The performances of the seasoned actresses in 3 were both moving and funny. There is usually abundant criticism for plays about women written by men, but Samuelsen is too keen an observer of human behavior to invite such condemnation. The women in 3 are complex character studies, only falling into stereotype for occasional humor. In some ways, 3 is closest to Peculiarities (2003) of all Samuelsen’s other work. Peculiarities comprises six vignettes that explore LDS youth and sexuality. 3 could easily be seen as a sequel to what happens to the young women in Peculiarities in adulthood, exploring how they adjust their lives to meet the expectations of their culture.
Final Curtain Call and New Beginnings
In scouring the Internet, one is hard-pressed to find a negative review of Samuelsen’s plays in Plan-B’s “The Season of Eric.” This leads to the question: How does one measure success? Audience attendance for this season was good, to say the least (the season played to 93 percent capacity with Clearing Bombs, and 3 completely sold out).However, it is clear that Samuelsen realized his professional triumph when he learned that a season was to be devoted to his work, and he is vocal in his gratefulness to Plan-B Theatre.

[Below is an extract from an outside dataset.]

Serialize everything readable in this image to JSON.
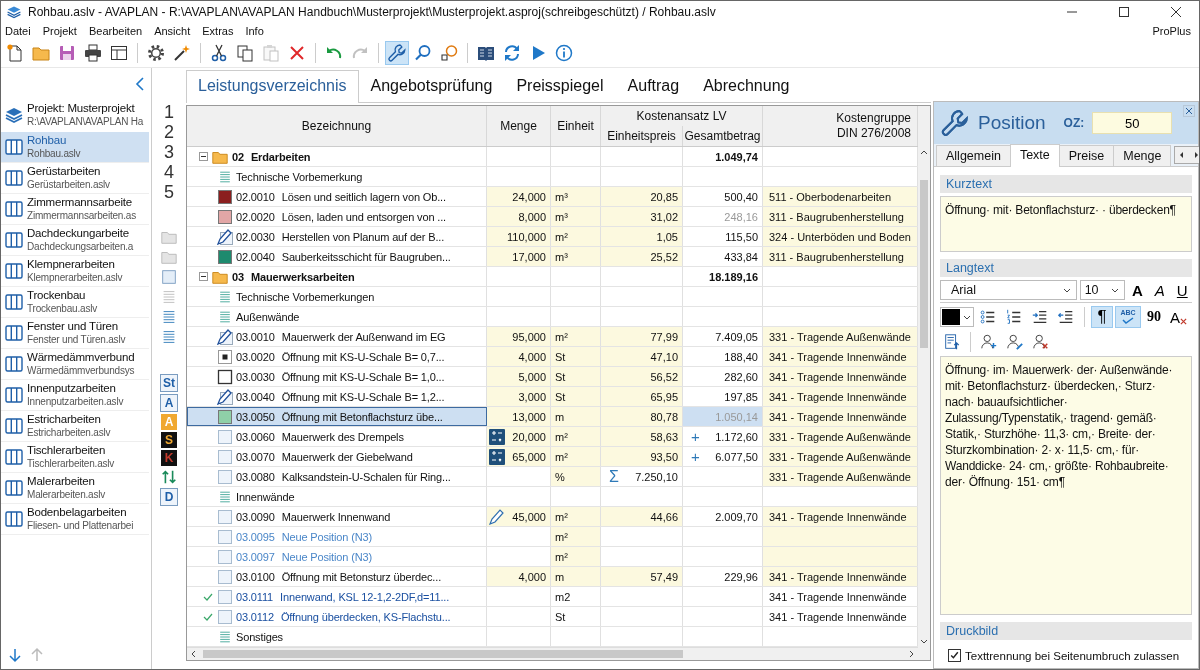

On their blog in December 2013, Plan-B Theatre Company gave their artists and patrons a chance to publically describe what Plan-B Theatre is or means, to which Samuelsen contributed, “Plan-B means a life buoy thrown to a drowning man.”These are strong and meaningful words from someone recently retired from his life’s work and struggling with serious health concerns. To Samuelsen, the season was not just show business. It was personal. In his final “farewell” comments about the season, he reflected, “Obviously, the greatest five events in my life were when I married Annette, and when each of our four children were born. I’m not kidding when I say this: The Season of Eric comes sixth.” With an entire season devoted to his work, no doubt Samuelsen looks forward to even greater recognition in the Utah theatre community. He certainly can count on continued production opportunities for his plays elsewhere and at Plan-B, where his recent work Canossa, about the Investiture Controversy of 1077, began the workshop process in 2014.
The notable success of Samuelsen as an individual Mormon playwright may be self-evident, but the question remains as to what “The Season of Eric” means for Mormon dramatists as a collective. The Season of Eric has certainly added to the canon of accessible LDS drama (Plan-B has made an ebook available for purchase).More importantly, however, it has added to the critical and cultural conversation of what LDS drama is and what an LDS dramatist can be. While there is a pervasive Mormon theme present in 3, Samuelsen’s other plays make it clear that his personal aesthetic is informed by his faith, not defined by it. His individual understanding of LDS belief influences the political and social messages in his work, and the themes align with the mission of Plan-B Theatre. In finding artistic common ground, the playwright and the production company have created one of the best examples of theatrical partnership the state has seen. And while their approach to activism may not bring about a revolution, it makes for good drama—Mormon or otherwise.